**TASK**
Look through the records and copy each line with the string "name" in it.

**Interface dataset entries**
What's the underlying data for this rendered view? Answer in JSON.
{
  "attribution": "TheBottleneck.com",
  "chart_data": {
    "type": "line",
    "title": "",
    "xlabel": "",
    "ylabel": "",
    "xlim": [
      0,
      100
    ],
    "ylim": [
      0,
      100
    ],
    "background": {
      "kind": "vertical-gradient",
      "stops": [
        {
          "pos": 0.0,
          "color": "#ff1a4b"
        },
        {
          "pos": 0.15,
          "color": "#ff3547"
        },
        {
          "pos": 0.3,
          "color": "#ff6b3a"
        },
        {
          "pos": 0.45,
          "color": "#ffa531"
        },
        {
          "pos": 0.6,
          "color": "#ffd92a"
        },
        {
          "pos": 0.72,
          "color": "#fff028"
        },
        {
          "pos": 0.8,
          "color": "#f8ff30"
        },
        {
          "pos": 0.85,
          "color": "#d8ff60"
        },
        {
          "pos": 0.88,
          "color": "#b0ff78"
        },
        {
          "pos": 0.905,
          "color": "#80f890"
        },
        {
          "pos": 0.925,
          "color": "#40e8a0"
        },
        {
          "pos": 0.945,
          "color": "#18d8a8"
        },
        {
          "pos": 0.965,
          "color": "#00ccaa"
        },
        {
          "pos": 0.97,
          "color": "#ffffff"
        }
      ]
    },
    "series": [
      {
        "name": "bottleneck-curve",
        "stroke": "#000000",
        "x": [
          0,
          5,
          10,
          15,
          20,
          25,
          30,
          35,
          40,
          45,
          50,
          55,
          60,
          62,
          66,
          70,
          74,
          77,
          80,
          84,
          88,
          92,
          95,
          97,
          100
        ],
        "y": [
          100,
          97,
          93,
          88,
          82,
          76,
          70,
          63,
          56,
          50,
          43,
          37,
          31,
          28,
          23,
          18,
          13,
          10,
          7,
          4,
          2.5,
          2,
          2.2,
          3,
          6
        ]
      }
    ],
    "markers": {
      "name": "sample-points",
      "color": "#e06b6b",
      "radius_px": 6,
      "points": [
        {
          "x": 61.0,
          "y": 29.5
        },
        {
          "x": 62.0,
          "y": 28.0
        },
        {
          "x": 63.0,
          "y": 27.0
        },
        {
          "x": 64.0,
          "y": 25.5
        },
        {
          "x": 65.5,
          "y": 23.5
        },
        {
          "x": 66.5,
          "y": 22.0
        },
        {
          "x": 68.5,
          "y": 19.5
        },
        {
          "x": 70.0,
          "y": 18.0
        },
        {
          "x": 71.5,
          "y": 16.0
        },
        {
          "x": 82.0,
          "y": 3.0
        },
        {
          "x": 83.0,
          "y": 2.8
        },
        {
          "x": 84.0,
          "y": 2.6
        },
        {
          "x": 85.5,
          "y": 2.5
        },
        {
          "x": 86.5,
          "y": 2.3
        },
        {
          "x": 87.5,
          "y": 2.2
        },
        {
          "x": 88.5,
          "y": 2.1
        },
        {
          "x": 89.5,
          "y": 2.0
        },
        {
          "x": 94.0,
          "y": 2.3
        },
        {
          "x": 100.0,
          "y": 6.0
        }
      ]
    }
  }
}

**REPLY**
        "name": "bottleneck-curve",
      "name": "sample-points",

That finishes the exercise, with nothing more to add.